Starbucks, the popular national coffee chain that is at the forefront of mobile payments, is denying various media reports that its mobile app has been hacked, with cyberthieves reportedly siphoning money from customers rewards accounts.
A headline on CNNMoney puts it this way: “Hackers are draining bank accounts via the Starbucks app.”
The reports say thieves are stealing hundreds of dollars at a time from Starbucks customers’ credit cards, bank and PayPal accounts that are linked to the mobile app.
Starbucks Wednesday contradicted these media reports, some of which are full of personal testimonials from customers.
“Starbucks takes the obligation to protect customers’ information seriously,” the company said in a statement. “News reports that the Starbucks mobile app has been hacked are false.”
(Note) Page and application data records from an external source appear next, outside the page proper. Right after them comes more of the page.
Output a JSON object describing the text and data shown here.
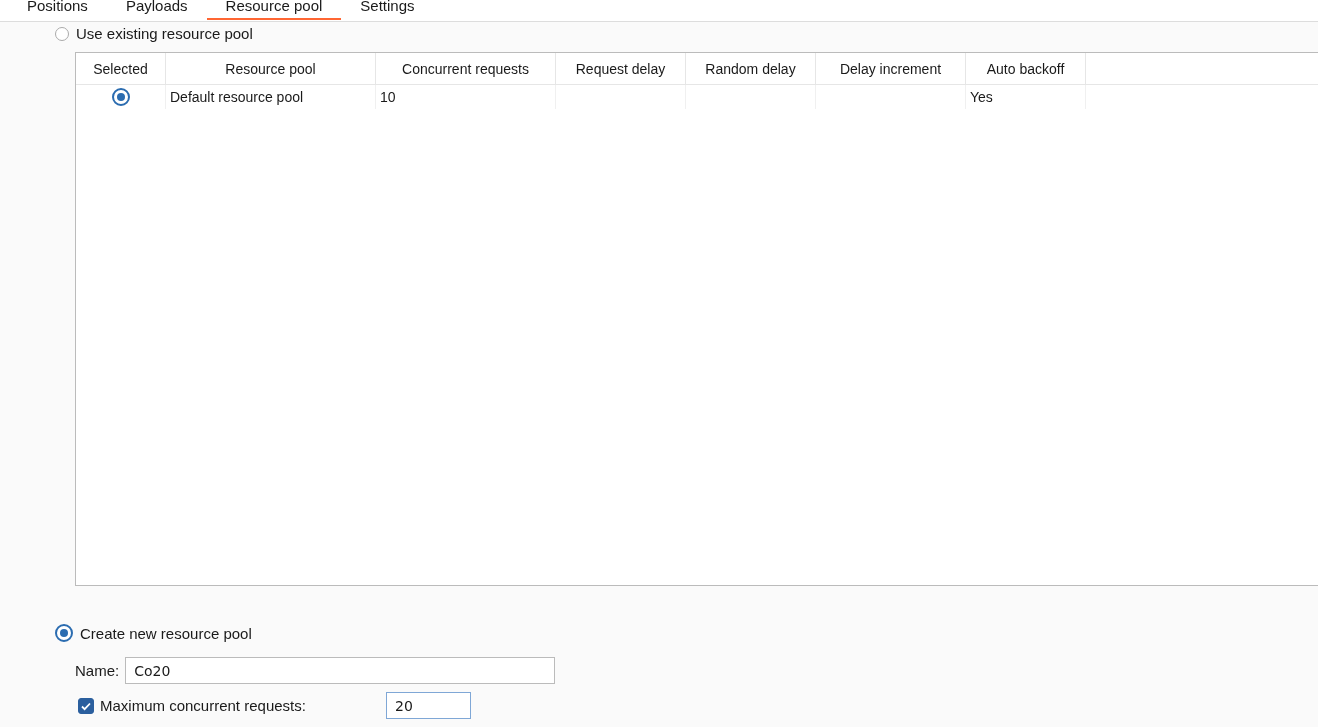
{
  "tabs": [
    {
      "label": "Positions",
      "selected": false
    },
    {
      "label": "Payloads",
      "selected": false
    },
    {
      "label": "Resource pool",
      "selected": true
    },
    {
      "label": "Settings",
      "selected": false
    }
  ],
  "use_existing": {
    "label": "Use existing resource pool",
    "selected": false
  },
  "table": {
    "columns": [
      "Selected",
      "Resource pool",
      "Concurrent requests",
      "Request delay",
      "Random delay",
      "Delay increment",
      "Auto backoff"
    ],
    "rows": [
      {
        "selected": true,
        "cells": [
          "",
          "Default resource pool",
          "10",
          "",
          "",
          "",
          "Yes"
        ]
      }
    ]
  },
  "create_new": {
    "label": "Create new resource pool",
    "selected": true
  },
  "name_field": {
    "label": "Name:",
    "value": "Co20"
  },
  "max_concurrent": {
    "label": "Maximum concurrent requests:",
    "checked": true,
    "value": "20"
  }
}
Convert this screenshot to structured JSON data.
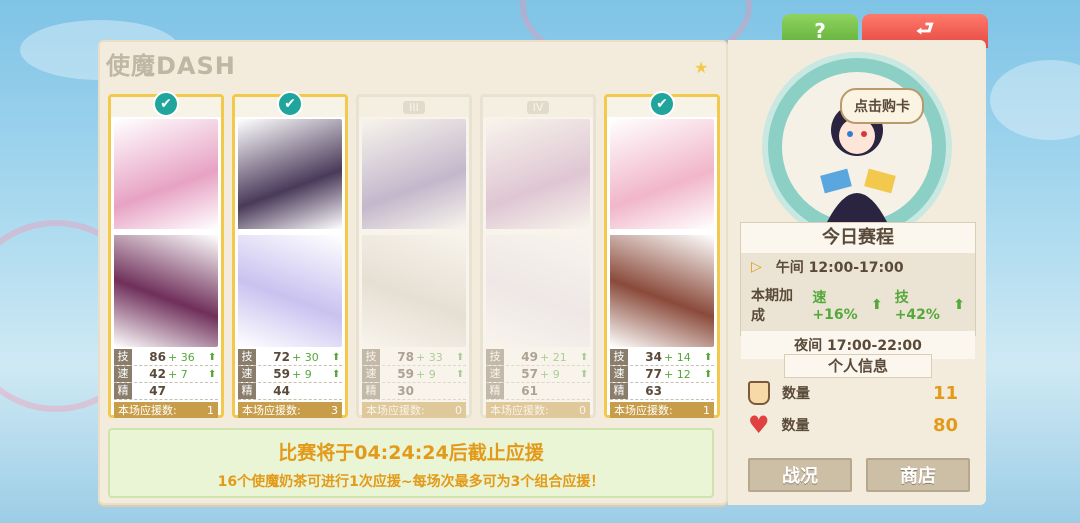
{
  "panel": {
    "title": "使魔DASH"
  },
  "tabs": {
    "help": "?",
    "back": "⮐"
  },
  "cards": [
    {
      "head": "check",
      "roman": "",
      "locked": false,
      "stats": [
        {
          "label": "技",
          "value": "86",
          "bonus": "+ 36"
        },
        {
          "label": "速",
          "value": "42",
          "bonus": "+ 7"
        },
        {
          "label": "精",
          "value": "47",
          "bonus": ""
        }
      ],
      "support_label": "本场应援数:",
      "support": "1",
      "colors": [
        "#e7a2c4",
        "#6f2f5a"
      ]
    },
    {
      "head": "check",
      "roman": "",
      "locked": false,
      "stats": [
        {
          "label": "技",
          "value": "72",
          "bonus": "+ 30"
        },
        {
          "label": "速",
          "value": "59",
          "bonus": "+ 9"
        },
        {
          "label": "精",
          "value": "44",
          "bonus": ""
        }
      ],
      "support_label": "本场应援数:",
      "support": "3",
      "colors": [
        "#4a3a5a",
        "#c9c2f0"
      ]
    },
    {
      "head": "",
      "roman": "III",
      "locked": true,
      "stats": [
        {
          "label": "技",
          "value": "78",
          "bonus": "+ 33"
        },
        {
          "label": "速",
          "value": "59",
          "bonus": "+ 9"
        },
        {
          "label": "精",
          "value": "30",
          "bonus": ""
        }
      ],
      "support_label": "本场应援数:",
      "support": "0",
      "colors": [
        "#8a7ab8",
        "#d7d0c9"
      ]
    },
    {
      "head": "",
      "roman": "IV",
      "locked": true,
      "stats": [
        {
          "label": "技",
          "value": "49",
          "bonus": "+ 21"
        },
        {
          "label": "速",
          "value": "57",
          "bonus": "+ 9"
        },
        {
          "label": "精",
          "value": "61",
          "bonus": ""
        }
      ],
      "support_label": "本场应援数:",
      "support": "0",
      "colors": [
        "#c79ac9",
        "#e9e3f3"
      ]
    },
    {
      "head": "check",
      "roman": "",
      "locked": false,
      "stats": [
        {
          "label": "技",
          "value": "34",
          "bonus": "+ 14"
        },
        {
          "label": "速",
          "value": "77",
          "bonus": "+ 12"
        },
        {
          "label": "精",
          "value": "63",
          "bonus": ""
        }
      ],
      "support_label": "本场应援数:",
      "support": "1",
      "colors": [
        "#f1b6c9",
        "#8a4a3a"
      ]
    }
  ],
  "banner": {
    "main": "比赛将于04:24:24后截止应援",
    "sub": "16个使魔奶茶可进行1次应援~每场次最多可为3个组合应援！"
  },
  "side": {
    "buy_label": "点击购卡",
    "schedule_title": "今日赛程",
    "noon": "午间 12:00-17:00",
    "bonus_label": "本期加成",
    "bonus_speed": "速+16%",
    "bonus_skill": "技+42%",
    "night": "夜间 17:00-22:00",
    "info_title": "个人信息",
    "tea_label": "数量",
    "tea_value": "11",
    "heart_label": "数量",
    "heart_value": "80",
    "battle_btn": "战况",
    "shop_btn": "商店"
  }
}
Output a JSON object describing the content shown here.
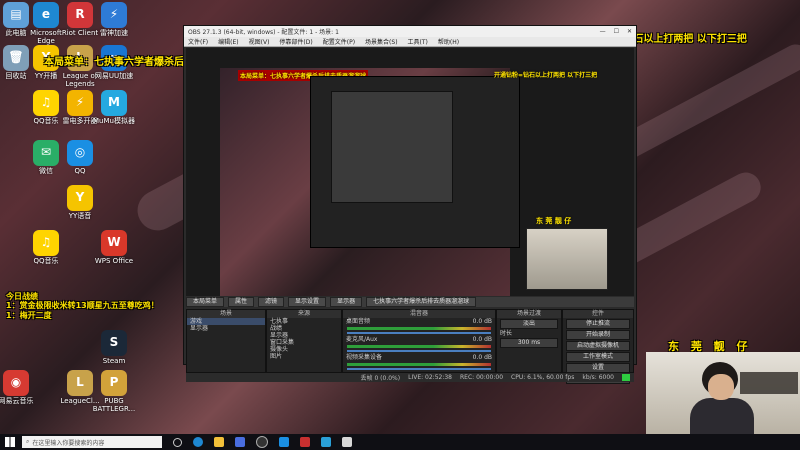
{
  "overlay": {
    "menu_title": "本局菜单：七执事六学者爆杀后排去质器溜溜球",
    "top_right": "开通钻粉=钻石以上打两把 以下打三把",
    "achievement_title": "今日战绩",
    "achievement_line1": "1：赏金极限收米转13顺星九五至尊吃鸡！",
    "achievement_line2": "1：梅开二度",
    "streamer_name": "东 莞 靓 仔"
  },
  "desktop_icons": [
    {
      "label": "此电脑",
      "color": "#5fa0d8",
      "glyph": "▤"
    },
    {
      "label": "Microsoft\nEdge",
      "color": "#1e88d2",
      "glyph": "e"
    },
    {
      "label": "Riot Client",
      "color": "#d13639",
      "glyph": "R"
    },
    {
      "label": "雷神加速",
      "color": "#2e7bd6",
      "glyph": "⚡"
    },
    {
      "label": "回收站",
      "color": "#7f9fb8",
      "glyph": "🗑"
    },
    {
      "label": "YY开播",
      "color": "#f5c400",
      "glyph": "Y"
    },
    {
      "label": "League of\nLegends",
      "color": "#c8a24a",
      "glyph": "L"
    },
    {
      "label": "网易UU加速",
      "color": "#1976d2",
      "glyph": "∞"
    },
    {
      "label": "QQ音乐",
      "color": "#ffd400",
      "glyph": "♫"
    },
    {
      "label": "雷电多开器",
      "color": "#f3b400",
      "glyph": "⚡"
    },
    {
      "label": "MuMu模拟器",
      "color": "#25a9e0",
      "glyph": "M"
    },
    {
      "label": "微信",
      "color": "#2aae67",
      "glyph": "✉"
    },
    {
      "label": "QQ",
      "color": "#1a8fe3",
      "glyph": "◎"
    },
    {
      "label": "YY语音",
      "color": "#f5c400",
      "glyph": "Y"
    },
    {
      "label": "WPS Office",
      "color": "#d9382a",
      "glyph": "W"
    },
    {
      "label": "QQ音乐",
      "color": "#ffd400",
      "glyph": "♫"
    },
    {
      "label": "网易云音乐",
      "color": "#d63a32",
      "glyph": "◉"
    },
    {
      "label": "LeagueCl...",
      "color": "#c8a24a",
      "glyph": "L"
    },
    {
      "label": "Steam",
      "color": "#1b2838",
      "glyph": "S"
    },
    {
      "label": "PUBG\nBATTLEGR...",
      "color": "#d2a23a",
      "glyph": "P"
    }
  ],
  "obs": {
    "window_title": "OBS 27.1.3 (64-bit, windows) - 配置文件: 1 - 场景: 1",
    "menu": [
      "文件(F)",
      "编辑(E)",
      "视图(V)",
      "停靠部件(D)",
      "配置文件(P)",
      "场景集合(S)",
      "工具(T)",
      "帮助(H)"
    ],
    "dock_tabs": [
      "本局菜单",
      "属性",
      "滤镜",
      "显示设置",
      "显示器",
      "七执事六学者爆杀后排去质器溜溜球"
    ],
    "scenes_header": "场景",
    "scenes": [
      "游戏",
      "显示器"
    ],
    "sources_header": "来源",
    "sources": [
      "七执事",
      "战绩",
      "显示器",
      "窗口采集",
      "摄像头",
      "图片"
    ],
    "mixer_header": "混音器",
    "mixer": [
      {
        "name": "桌面音频",
        "db": "0.0 dB"
      },
      {
        "name": "麦克风/Aux",
        "db": "0.0 dB"
      },
      {
        "name": "视频采集设备",
        "db": "0.0 dB"
      }
    ],
    "transition_header": "场景过渡",
    "transition_type": "淡出",
    "transition_duration_label": "时长",
    "transition_duration": "300 ms",
    "controls_header": "控件",
    "controls": [
      "停止推流",
      "开始录制",
      "启动虚拟摄像机",
      "工作室模式",
      "设置",
      "退出"
    ],
    "status": {
      "dropped": "丢帧 0 (0.0%)",
      "live": "LIVE: 02:52:38",
      "rec": "REC: 00:00:00",
      "cpu": "CPU: 6.1%, 60.00 fps",
      "bitrate": "kb/s: 6000"
    }
  },
  "taskbar": {
    "search_placeholder": "在这里输入你要搜索的内容"
  }
}
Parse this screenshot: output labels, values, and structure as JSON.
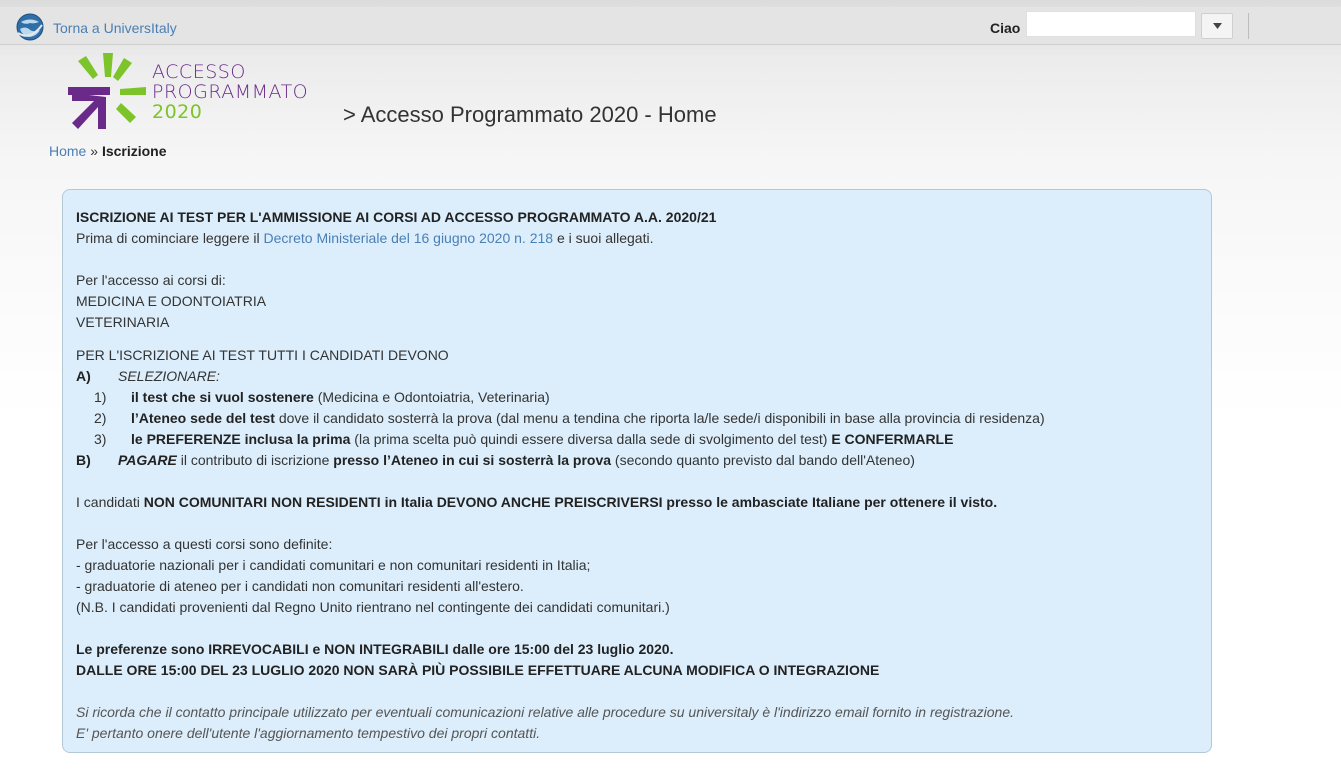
{
  "topbar": {
    "back_link": "Torna a UniversItaly",
    "greeting": "Ciao",
    "username_value": ""
  },
  "logo": {
    "line1": "ACCESSO",
    "line2": "PROGRAMMATO",
    "line3": "2020"
  },
  "page_title": "> Accesso Programmato 2020 - Home",
  "breadcrumb": {
    "home": "Home",
    "sep": " » ",
    "current": "Iscrizione"
  },
  "panel": {
    "heading": "ISCRIZIONE AI TEST PER L'AMMISSIONE AI CORSI AD ACCESSO PROGRAMMATO A.A. 2020/21",
    "intro_pre": "Prima di cominciare leggere il ",
    "intro_link": "Decreto Ministeriale del 16 giugno 2020 n. 218",
    "intro_post": " e i suoi allegati.",
    "courses_intro": "Per l'accesso ai corsi di:",
    "course1": "MEDICINA E ODONTOIATRIA",
    "course2": "VETERINARIA",
    "steps_intro": "PER L'ISCRIZIONE AI TEST TUTTI I CANDIDATI DEVONO",
    "a_label": "A)",
    "a_text": "SELEZIONARE:",
    "s1_num": "1)",
    "s1_bold": "il test che si vuol sostenere",
    "s1_rest": " (Medicina e Odontoiatria, Veterinaria)",
    "s2_num": "2)",
    "s2_bold": "l’Ateneo sede del test",
    "s2_rest": " dove il candidato sosterrà la prova (dal menu a tendina che riporta la/le sede/i disponibili in base alla provincia di residenza)",
    "s3_num": "3)",
    "s3_bold": "le PREFERENZE inclusa la prima",
    "s3_rest": " (la prima scelta può quindi essere diversa dalla sede di svolgimento del test) ",
    "s3_bold2": "E CONFERMARLE",
    "b_label": "B)",
    "b_italic": "PAGARE",
    "b_mid": " il contributo di iscrizione ",
    "b_bold": "presso l’Ateneo in cui si sosterrà la prova",
    "b_rest": " (secondo quanto previsto dal bando dell'Ateneo)",
    "noncom_pre": "I candidati ",
    "noncom_bold": "NON COMUNITARI NON RESIDENTI in Italia DEVONO ANCHE PREISCRIVERSI presso le ambasciate Italiane per ottenere il visto.",
    "rank_intro": "Per l'accesso a questi corsi sono definite:",
    "rank1": "- graduatorie nazionali per i candidati comunitari e non comunitari residenti in Italia;",
    "rank2": "- graduatorie di ateneo per i candidati non comunitari residenti all'estero.",
    "rank_nb": "(N.B. I candidati provenienti dal Regno Unito rientrano nel contingente dei candidati comunitari.)",
    "pref1": "Le preferenze sono IRREVOCABILI e NON INTEGRABILI dalle ore 15:00 del 23 luglio 2020.",
    "pref2": "DALLE ORE 15:00 DEL 23 LUGLIO 2020 NON SARÀ PIÙ POSSIBILE EFFETTUARE ALCUNA MODIFICA O INTEGRAZIONE",
    "note1": "Si ricorda che il contatto principale utilizzato per eventuali comunicazioni relative alle procedure su universitaly è l'indirizzo email fornito in registrazione.",
    "note2": "E' pertanto onere dell'utente l'aggiornamento tempestivo dei propri contatti."
  },
  "colors": {
    "link": "#4a7fb5",
    "panel_bg": "#dceefb",
    "logo_purple": "#6a2a8a",
    "logo_green": "#7cc42a"
  }
}
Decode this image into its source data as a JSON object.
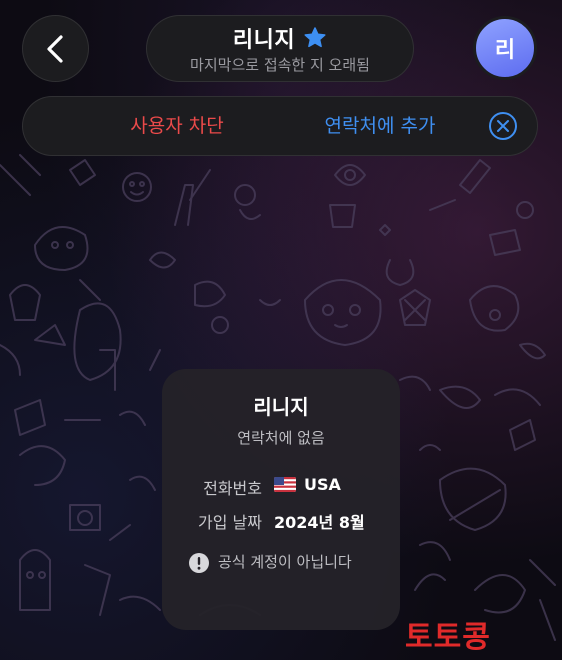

The company adds that “occasionally, Starbucks receives reports from customers of unauthorized activity on their online account.” Starbucks blames these incidents mainly on customers’ actions, primarily the reuse of “names and passwords from other sites and attempt to apply that information to Starbucks.”
The company said that “customers are encouraged to use different user names and passwords for different sites, especially those that keep financial information.”
Nonetheless, the alleged hacks on the Starbucks mobile app was first reported by consumer journalist/advocate Bob Sullivan.
Here is Sullivan’s account: “Criminals are using Starbucks accounts to access consumers’ linked credit cards. Taking advantage of the Starbucks auto-reload function, they can steal hundreds of dollars in a matter of minutes. Because the crime is so simple, can escalate quickly, and the consumer protections controlling the transaction are unclear, I recommend all Starbucks consumers immediately disable auto-reload on the Starbucks mobile payments and gift cards.”
Starbucks’ mobile payment service is considered a success in the young mobile payments industry, with about a 16 percent share of all purchases at Starbucks locations, the company’s CEO Howard Schulz told investors in January. The app helps generate customer loyalty and reduces the interchange transaction charges, or “swipe fees”, it would pay credit and debit card issuers.
Read Starbucks’ full statement here.